Imation on Thursday said it acquired encryption and data leakage security technology developer ENCRYPTX in one of its first moves related to its strategic shift away from a declining removable storage media business into data protection and connectivity.
The acquisition of ENCRYPTX not only brings Imation technology for encrypting storage media and managing encryption and data leakage across a company, it also brings a group of top security engineers, said Keith Schwartz, director of emerging businesses and government for Oakdale, Minn.-based Imation.
Imation has been implementing ENCRYPTX technology for at least a year, Schwartz. However, it decided to make the acquisition because of Imation's decision to make data security a strategic part of its business.
"Buying and selling its technology was not strategic," he said. "We wanted to gain expertise. We believe they have some of the top engineers. We acquired 10 security encryption programmers. Those kind of people are very hard to find. I can tell you that because we looked for a long time to find this expertise."
Imation is one of the world's largest suppliers of removable storage media, and was facing the prospect of falling revenue over time as the market for such products changed. The company in February shifted its focus from low-margin storage media products to those with higher margins, and said it will invest in R&D and acquisition in four core areas including secure storage, scalable storage, wireless connectivity, and magnetic tape.
ENCRYPTX brings Imation two primary technologies. The first is encryption technology which can be encrypted on any CD, DVD, or Blu-Ray disc to automatically encrypt the data to the FIPS (Federal Information Processing Standards) 140-2 Level 1, Schwartz said.
Jason Elles, Imation's global brand manager, said that while customer interest in optical media for data storage has waned, it is picking up again thanks to self-encrypting technology.
"Customers are seeing interest in using it for HIPAA and other regulatory purposes since it can handle the data easily and at a low cost," Elles said.
The second is two software applications that help centrally manage a company's data security and prevent data leakage.
Defender Control Server lets customers control the data moving through networks with such capabilities as the ability to kill lost or stolen devices, audit what devices are doing what functions, and report on files as they are moved, deleted, or renamed.
Defender Control Client is used to manage specific devices including USB-connected storage devices. It can turn such devices on or off; allow or disallow specific devices, types, or brands; specify what files are allowed or disallowed on those devices; and encrypt the data sent to such devices, Schwartz said.
It can also specify what specific devices can and cannot do while connected to a network, Elles said. "For instance, it might allow an MP3 player plugged into a client's PC to play music, but not to record any data," he said.

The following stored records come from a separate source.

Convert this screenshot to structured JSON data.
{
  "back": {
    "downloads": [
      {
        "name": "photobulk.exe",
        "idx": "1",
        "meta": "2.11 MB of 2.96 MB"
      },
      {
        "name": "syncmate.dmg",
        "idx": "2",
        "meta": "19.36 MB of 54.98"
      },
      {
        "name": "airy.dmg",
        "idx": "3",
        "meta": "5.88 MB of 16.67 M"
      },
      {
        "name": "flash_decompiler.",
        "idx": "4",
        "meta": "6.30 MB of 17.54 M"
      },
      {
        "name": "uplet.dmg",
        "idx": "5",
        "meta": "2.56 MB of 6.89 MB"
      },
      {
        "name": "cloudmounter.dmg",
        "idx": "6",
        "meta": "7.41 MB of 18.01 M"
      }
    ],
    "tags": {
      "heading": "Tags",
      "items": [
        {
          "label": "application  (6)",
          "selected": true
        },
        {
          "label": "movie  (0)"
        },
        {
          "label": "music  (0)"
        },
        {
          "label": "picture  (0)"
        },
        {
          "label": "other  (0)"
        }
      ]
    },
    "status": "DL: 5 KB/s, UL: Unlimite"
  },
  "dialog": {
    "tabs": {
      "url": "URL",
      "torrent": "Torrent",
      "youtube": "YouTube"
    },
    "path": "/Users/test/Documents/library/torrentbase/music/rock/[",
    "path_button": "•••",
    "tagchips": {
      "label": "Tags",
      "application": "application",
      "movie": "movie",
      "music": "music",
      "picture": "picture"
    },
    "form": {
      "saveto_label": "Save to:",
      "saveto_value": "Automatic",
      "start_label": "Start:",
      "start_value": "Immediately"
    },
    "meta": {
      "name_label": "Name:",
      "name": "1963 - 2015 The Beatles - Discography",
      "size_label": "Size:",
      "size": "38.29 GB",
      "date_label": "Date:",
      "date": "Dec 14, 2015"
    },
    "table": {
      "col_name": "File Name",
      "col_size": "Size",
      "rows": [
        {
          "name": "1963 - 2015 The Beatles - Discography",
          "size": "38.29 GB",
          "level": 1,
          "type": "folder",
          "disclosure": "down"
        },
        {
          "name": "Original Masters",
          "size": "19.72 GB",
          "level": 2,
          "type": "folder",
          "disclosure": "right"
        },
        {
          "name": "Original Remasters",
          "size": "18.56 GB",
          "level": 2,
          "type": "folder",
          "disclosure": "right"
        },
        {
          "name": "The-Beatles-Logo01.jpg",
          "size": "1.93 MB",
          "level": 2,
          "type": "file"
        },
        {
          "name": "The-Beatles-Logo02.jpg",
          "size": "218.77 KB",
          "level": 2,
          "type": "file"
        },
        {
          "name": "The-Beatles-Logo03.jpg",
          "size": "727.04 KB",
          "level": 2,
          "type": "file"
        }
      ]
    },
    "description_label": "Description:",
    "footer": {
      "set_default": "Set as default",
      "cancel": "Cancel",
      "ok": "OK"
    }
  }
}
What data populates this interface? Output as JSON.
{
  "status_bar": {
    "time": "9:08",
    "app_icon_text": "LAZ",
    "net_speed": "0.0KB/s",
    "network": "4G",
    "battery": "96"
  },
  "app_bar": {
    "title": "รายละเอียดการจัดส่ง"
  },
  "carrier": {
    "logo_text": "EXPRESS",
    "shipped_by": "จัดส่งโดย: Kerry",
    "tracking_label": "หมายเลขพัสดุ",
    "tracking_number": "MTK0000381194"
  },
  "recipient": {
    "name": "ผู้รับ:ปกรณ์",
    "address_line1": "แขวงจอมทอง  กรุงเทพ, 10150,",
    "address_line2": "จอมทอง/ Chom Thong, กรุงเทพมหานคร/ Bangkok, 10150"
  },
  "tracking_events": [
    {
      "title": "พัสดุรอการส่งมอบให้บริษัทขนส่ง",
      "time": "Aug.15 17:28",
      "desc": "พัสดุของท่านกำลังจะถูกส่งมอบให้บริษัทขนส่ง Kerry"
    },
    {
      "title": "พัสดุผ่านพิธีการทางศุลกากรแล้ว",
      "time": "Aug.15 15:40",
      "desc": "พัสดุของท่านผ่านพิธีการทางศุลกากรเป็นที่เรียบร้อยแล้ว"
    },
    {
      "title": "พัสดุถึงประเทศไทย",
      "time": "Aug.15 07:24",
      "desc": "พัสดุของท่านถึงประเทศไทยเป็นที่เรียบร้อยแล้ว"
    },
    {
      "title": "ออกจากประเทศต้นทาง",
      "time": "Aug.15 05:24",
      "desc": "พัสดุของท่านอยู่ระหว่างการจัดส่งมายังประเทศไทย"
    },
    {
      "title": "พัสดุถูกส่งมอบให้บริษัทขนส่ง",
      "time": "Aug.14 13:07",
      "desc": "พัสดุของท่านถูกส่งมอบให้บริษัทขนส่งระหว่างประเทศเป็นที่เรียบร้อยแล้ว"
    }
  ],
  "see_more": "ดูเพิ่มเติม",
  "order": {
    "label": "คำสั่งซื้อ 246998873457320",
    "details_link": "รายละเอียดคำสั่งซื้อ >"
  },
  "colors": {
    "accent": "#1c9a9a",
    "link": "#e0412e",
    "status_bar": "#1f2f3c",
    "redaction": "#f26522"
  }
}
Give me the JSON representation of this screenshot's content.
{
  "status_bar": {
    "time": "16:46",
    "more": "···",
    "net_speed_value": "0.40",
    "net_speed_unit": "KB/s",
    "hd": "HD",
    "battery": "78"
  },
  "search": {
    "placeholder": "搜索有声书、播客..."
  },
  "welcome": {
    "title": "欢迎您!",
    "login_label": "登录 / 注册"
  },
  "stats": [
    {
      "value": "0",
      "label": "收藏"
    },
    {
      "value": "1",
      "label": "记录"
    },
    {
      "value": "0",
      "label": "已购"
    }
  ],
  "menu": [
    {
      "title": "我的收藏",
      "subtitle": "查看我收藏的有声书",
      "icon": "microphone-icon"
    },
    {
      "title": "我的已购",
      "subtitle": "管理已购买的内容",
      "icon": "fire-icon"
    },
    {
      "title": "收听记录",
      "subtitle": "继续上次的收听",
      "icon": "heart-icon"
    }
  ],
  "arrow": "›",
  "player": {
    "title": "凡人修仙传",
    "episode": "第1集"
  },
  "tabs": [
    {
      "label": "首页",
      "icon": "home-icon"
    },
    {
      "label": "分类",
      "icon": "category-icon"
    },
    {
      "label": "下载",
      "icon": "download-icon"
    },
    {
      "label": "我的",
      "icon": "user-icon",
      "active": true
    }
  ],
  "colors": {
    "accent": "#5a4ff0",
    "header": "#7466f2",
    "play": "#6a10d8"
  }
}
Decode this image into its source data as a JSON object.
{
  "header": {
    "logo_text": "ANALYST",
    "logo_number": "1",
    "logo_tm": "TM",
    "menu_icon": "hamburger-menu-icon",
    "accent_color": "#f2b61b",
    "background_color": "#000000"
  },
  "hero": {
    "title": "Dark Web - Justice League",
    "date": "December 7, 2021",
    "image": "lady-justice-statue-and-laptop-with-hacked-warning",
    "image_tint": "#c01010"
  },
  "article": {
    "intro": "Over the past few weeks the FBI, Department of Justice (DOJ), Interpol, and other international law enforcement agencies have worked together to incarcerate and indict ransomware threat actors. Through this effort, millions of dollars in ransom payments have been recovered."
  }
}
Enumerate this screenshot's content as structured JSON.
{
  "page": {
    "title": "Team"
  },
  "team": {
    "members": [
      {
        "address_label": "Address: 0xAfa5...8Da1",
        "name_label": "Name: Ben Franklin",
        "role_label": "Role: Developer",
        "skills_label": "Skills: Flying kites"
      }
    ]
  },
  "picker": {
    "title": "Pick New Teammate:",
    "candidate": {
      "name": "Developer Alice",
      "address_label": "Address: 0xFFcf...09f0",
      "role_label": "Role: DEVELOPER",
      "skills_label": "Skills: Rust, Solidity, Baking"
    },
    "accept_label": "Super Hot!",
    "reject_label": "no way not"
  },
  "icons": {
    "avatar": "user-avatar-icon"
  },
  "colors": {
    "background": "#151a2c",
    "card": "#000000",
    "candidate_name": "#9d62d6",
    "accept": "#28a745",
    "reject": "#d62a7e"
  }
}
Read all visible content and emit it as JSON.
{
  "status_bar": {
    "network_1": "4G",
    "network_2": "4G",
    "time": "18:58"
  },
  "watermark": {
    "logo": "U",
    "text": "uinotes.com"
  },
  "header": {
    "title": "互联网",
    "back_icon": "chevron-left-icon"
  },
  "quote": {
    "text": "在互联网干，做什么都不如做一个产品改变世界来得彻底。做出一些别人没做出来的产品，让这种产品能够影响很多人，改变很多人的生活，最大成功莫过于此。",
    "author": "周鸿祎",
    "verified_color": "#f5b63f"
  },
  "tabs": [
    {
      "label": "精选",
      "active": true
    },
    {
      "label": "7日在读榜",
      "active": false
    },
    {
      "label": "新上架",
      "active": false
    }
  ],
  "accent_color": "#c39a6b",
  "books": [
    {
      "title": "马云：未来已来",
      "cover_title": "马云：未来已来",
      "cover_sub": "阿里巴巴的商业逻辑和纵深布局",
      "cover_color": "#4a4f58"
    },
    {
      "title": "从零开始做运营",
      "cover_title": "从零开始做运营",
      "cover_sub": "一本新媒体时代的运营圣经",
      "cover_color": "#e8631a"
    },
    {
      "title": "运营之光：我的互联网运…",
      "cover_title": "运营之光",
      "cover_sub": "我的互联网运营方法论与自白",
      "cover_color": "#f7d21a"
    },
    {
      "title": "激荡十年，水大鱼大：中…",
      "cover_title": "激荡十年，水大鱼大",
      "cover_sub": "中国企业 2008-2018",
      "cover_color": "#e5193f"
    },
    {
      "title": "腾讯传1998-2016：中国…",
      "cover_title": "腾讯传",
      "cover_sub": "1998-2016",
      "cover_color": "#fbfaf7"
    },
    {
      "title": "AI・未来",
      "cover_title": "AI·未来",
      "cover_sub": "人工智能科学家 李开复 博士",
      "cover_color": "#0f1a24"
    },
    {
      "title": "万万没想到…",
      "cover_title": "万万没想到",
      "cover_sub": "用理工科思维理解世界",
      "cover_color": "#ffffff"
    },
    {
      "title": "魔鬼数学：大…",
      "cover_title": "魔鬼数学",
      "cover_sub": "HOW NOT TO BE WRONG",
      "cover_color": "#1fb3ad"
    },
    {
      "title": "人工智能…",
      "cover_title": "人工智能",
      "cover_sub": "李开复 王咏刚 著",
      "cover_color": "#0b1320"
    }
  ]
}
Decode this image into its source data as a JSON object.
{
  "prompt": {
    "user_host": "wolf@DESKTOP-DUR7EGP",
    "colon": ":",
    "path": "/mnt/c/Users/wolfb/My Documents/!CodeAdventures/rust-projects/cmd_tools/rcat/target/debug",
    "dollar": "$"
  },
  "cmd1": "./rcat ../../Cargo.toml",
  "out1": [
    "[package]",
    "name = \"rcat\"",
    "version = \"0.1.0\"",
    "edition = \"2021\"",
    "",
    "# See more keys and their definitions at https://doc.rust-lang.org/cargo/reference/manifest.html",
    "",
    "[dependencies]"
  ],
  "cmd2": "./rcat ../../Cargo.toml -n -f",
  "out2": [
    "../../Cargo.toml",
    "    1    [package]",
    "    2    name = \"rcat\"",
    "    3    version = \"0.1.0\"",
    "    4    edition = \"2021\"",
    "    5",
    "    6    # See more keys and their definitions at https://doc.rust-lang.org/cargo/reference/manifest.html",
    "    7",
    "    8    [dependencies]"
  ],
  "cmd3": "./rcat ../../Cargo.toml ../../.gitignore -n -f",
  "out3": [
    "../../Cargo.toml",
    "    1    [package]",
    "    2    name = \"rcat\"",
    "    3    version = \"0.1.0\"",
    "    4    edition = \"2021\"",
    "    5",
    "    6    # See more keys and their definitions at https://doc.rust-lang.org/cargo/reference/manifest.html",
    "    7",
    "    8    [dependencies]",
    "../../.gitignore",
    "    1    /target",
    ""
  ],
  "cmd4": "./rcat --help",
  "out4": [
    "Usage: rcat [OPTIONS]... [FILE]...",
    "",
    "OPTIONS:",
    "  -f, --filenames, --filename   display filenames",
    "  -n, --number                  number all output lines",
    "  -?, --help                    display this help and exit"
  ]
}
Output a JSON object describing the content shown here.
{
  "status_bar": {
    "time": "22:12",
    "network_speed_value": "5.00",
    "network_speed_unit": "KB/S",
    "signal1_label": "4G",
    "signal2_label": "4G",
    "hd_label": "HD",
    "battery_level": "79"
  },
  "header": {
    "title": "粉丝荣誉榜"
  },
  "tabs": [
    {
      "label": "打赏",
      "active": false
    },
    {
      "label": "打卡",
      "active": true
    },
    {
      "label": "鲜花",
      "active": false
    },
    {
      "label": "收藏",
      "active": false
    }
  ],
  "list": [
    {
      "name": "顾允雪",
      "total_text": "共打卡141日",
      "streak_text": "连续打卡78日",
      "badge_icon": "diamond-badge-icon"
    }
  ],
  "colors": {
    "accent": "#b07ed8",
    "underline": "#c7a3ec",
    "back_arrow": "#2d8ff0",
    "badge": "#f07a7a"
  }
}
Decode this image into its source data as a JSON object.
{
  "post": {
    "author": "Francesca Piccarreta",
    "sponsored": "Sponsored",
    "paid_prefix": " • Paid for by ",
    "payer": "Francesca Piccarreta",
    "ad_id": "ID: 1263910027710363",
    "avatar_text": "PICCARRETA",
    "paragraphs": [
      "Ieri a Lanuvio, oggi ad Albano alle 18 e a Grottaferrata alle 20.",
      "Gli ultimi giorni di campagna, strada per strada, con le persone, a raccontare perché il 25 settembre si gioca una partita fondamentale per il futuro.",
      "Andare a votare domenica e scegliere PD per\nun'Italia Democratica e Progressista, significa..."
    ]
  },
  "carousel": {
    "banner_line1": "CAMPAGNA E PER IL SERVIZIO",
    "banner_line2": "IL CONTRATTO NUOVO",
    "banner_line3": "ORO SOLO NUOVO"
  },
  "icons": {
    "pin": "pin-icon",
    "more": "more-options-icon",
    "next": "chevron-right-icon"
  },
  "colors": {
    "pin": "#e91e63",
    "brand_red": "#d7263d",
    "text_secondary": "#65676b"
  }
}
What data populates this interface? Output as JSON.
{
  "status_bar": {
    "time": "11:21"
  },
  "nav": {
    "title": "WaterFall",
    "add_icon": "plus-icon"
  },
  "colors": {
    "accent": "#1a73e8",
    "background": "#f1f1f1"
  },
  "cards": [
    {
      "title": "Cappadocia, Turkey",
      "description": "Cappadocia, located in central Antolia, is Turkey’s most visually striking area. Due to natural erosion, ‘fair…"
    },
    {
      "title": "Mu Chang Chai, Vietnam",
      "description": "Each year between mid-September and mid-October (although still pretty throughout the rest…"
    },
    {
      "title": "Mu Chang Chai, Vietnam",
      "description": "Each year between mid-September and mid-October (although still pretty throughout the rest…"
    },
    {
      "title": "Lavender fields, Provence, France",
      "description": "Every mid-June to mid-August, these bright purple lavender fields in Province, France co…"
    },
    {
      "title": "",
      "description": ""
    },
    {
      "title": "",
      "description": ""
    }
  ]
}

ENCRYPTX has relationships with other storage vendors besides Imation. Schwartz said Imation declines to name those vendors. However, he said, all the contracts with those companies have been reassigned to Imation. The ENCRYPTX Web site lists such companies as Micron Technologies and Lexar Media as customers.
Imation declined to state the terms of the acquisition.